- [What needs to be done]: Of the lines below, report only those that contain "Setup".

++++++++

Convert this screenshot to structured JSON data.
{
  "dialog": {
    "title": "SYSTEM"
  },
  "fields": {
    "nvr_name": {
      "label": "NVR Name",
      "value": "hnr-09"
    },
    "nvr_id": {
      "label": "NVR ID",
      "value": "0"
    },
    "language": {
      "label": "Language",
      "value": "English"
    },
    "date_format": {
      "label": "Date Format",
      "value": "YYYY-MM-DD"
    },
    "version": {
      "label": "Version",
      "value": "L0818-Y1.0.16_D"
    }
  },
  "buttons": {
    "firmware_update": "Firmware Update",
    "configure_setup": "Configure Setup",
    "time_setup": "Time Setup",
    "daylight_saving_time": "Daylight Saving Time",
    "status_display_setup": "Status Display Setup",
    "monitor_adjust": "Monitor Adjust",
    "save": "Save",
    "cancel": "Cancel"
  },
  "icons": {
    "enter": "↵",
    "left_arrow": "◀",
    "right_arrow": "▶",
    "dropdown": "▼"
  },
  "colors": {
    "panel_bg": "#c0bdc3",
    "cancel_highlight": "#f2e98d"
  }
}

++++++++

- [Task answer]:
    "configure_setup": "Configure Setup",
    "time_setup": "Time Setup",
    "status_display_setup": "Status Display Setup",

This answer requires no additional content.